* _AIM OF THE TASK_:
Every line below should be duplicated exactly.

□ □ □ □ □

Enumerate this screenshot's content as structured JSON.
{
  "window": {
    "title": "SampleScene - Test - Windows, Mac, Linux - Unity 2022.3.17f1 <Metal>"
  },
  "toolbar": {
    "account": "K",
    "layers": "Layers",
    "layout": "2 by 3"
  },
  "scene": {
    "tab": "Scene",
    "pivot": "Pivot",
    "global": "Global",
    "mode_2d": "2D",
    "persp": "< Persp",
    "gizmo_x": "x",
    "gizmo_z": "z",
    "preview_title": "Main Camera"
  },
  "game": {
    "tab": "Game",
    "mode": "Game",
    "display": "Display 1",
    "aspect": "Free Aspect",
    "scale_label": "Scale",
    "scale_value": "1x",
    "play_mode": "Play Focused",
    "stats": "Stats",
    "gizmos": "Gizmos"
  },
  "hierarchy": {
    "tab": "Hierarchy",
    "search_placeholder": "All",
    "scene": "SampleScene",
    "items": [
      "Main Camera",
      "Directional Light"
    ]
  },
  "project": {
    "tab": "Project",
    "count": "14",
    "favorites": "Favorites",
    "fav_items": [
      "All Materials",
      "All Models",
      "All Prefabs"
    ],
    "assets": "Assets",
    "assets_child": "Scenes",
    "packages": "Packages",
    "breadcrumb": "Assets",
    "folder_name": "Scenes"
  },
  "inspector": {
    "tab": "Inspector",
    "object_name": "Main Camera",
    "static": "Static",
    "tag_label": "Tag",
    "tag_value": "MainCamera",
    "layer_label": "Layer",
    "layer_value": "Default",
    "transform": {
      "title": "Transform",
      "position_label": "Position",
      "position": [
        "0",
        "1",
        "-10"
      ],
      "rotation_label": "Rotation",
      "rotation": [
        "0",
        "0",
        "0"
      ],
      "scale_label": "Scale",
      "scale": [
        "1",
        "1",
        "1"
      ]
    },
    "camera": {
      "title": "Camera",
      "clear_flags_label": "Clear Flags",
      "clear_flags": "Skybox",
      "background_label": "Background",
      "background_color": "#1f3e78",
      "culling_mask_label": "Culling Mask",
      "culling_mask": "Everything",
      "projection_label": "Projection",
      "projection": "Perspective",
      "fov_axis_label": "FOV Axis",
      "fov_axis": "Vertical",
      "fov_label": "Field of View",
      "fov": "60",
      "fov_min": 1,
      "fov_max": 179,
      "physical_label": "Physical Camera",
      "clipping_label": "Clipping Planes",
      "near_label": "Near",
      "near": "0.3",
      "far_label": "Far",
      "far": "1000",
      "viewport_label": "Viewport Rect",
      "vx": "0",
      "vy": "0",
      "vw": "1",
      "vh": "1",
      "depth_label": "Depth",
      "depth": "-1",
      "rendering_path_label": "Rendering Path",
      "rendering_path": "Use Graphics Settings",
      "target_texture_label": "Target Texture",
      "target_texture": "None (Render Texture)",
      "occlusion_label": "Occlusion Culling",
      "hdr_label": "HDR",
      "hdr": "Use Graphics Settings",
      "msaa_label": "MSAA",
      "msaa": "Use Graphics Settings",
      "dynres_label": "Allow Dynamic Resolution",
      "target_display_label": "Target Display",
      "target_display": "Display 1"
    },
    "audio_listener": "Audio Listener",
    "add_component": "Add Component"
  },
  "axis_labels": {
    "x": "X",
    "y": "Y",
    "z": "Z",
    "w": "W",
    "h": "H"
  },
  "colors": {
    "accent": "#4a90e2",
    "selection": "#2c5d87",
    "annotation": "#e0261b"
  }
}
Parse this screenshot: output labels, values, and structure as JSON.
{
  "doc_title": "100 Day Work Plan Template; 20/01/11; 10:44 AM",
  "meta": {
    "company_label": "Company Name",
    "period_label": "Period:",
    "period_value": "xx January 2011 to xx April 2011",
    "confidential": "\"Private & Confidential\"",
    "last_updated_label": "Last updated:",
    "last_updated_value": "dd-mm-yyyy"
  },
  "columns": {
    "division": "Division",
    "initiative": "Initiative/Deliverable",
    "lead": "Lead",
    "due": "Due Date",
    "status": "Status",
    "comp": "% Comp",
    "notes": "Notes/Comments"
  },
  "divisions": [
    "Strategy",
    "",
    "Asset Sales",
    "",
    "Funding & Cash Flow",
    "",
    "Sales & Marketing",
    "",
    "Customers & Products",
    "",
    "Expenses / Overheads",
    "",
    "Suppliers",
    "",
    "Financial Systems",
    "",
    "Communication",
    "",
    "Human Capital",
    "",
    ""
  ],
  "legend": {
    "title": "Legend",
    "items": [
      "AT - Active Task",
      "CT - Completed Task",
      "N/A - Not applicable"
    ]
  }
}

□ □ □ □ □

* _SOLUTION FOR THIS TASK_:
Enumerate this screenshot's content as structured JSON.
{
  "window": {
    "title": "SampleScene - Test - Windows, Mac, Linux - Unity 2022.3.17f1 <Metal>"
  },
  "toolbar": {
    "account": "K",
    "layers": "Layers",
    "layout": "2 by 3"
  },
  "scene": {
    "tab": "Scene",
    "pivot": "Pivot",
    "global": "Global",
    "mode_2d": "2D",
    "persp": "< Persp",
    "gizmo_x": "x",
    "gizmo_z": "z",
    "preview_title": "Main Camera"
  },
  "game": {
    "tab": "Game",
    "mode": "Game",
    "display": "Display 1",
    "aspect": "Free Aspect",
    "scale_label": "Scale",
    "scale_value": "1x",
    "play_mode": "Play Focused",
    "stats": "Stats",
    "gizmos": "Gizmos"
  },
  "hierarchy": {
    "tab": "Hierarchy",
    "search_placeholder": "All",
    "scene": "SampleScene",
    "items": [
      "Main Camera",
      "Directional Light"
    ]
  },
  "project": {
    "tab": "Project",
    "count": "14",
    "favorites": "Favorites",
    "fav_items": [
      "All Materials",
      "All Models",
      "All Prefabs"
    ],
    "assets": "Assets",
    "assets_child": "Scenes",
    "packages": "Packages",
    "breadcrumb": "Assets",
    "folder_name": "Scenes"
  },
  "inspector": {
    "tab": "Inspector",
    "object_name": "Main Camera",
    "static": "Static",
    "tag_label": "Tag",
    "tag_value": "MainCamera",
    "layer_label": "Layer",
    "layer_value": "Default",
    "transform": {
      "title": "Transform",
      "position_label": "Position",
      "position": [
        "0",
        "1",
        "-10"
      ],
      "rotation_label": "Rotation",
      "rotation": [
        "0",
        "0",
        "0"
      ],
      "scale_label": "Scale",
      "scale": [
        "1",
        "1",
        "1"
      ]
    },
    "camera": {
      "title": "Camera",
      "clear_flags_label": "Clear Flags",
      "clear_flags": "Skybox",
      "background_label": "Background",
      "background_color": "#1f3e78",
      "culling_mask_label": "Culling Mask",
      "culling_mask": "Everything",
      "projection_label": "Projection",
      "projection": "Perspective",
      "fov_axis_label": "FOV Axis",
      "fov_axis": "Vertical",
      "fov_label": "Field of View",
      "fov": "60",
      "fov_min": 1,
      "fov_max": 179,
      "physical_label": "Physical Camera",
      "clipping_label": "Clipping Planes",
      "near_label": "Near",
      "near": "0.3",
      "far_label": "Far",
      "far": "1000",
      "viewport_label": "Viewport Rect",
      "vx": "0",
      "vy": "0",
      "vw": "1",
      "vh": "1",
      "depth_label": "Depth",
      "depth": "-1",
      "rendering_path_label": "Rendering Path",
      "rendering_path": "Use Graphics Settings",
      "target_texture_label": "Target Texture",
      "target_texture": "None (Render Texture)",
      "occlusion_label": "Occlusion Culling",
      "hdr_label": "HDR",
      "hdr": "Use Graphics Settings",
      "msaa_label": "MSAA",
      "msaa": "Use Graphics Settings",
      "dynres_label": "Allow Dynamic Resolution",
      "target_display_label": "Target Display",
      "target_display": "Display 1"
    },
    "audio_listener": "Audio Listener",
    "add_component": "Add Component"
  },
  "axis_labels": {
    "x": "X",
    "y": "Y",
    "z": "Z",
    "w": "W",
    "h": "H"
  },
  "colors": {
    "accent": "#4a90e2",
    "selection": "#2c5d87",
    "annotation": "#e0261b"
  }
}
Parse this screenshot: output labels, values, and structure as JSON.
{
  "doc_title": "100 Day Work Plan Template; 20/01/11; 10:44 AM",
  "meta": {
    "company_label": "Company Name",
    "period_label": "Period:",
    "period_value": "xx January 2011 to xx April 2011",
    "confidential": "\"Private & Confidential\"",
    "last_updated_label": "Last updated:",
    "last_updated_value": "dd-mm-yyyy"
  },
  "columns": {
    "division": "Division",
    "initiative": "Initiative/Deliverable",
    "lead": "Lead",
    "due": "Due Date",
    "status": "Status",
    "comp": "% Comp",
    "notes": "Notes/Comments"
  },
  "divisions": [
    "Strategy",
    "",
    "Asset Sales",
    "",
    "Funding & Cash Flow",
    "",
    "Sales & Marketing",
    "",
    "Customers & Products",
    "",
    "Expenses / Overheads",
    "",
    "Suppliers",
    "",
    "Financial Systems",
    "",
    "Communication",
    "",
    "Human Capital",
    "",
    ""
  ],
  "legend": {
    "title": "Legend",
    "items": [
      "AT - Active Task",
      "CT - Completed Task",
      "N/A - Not applicable"
    ]
  }
}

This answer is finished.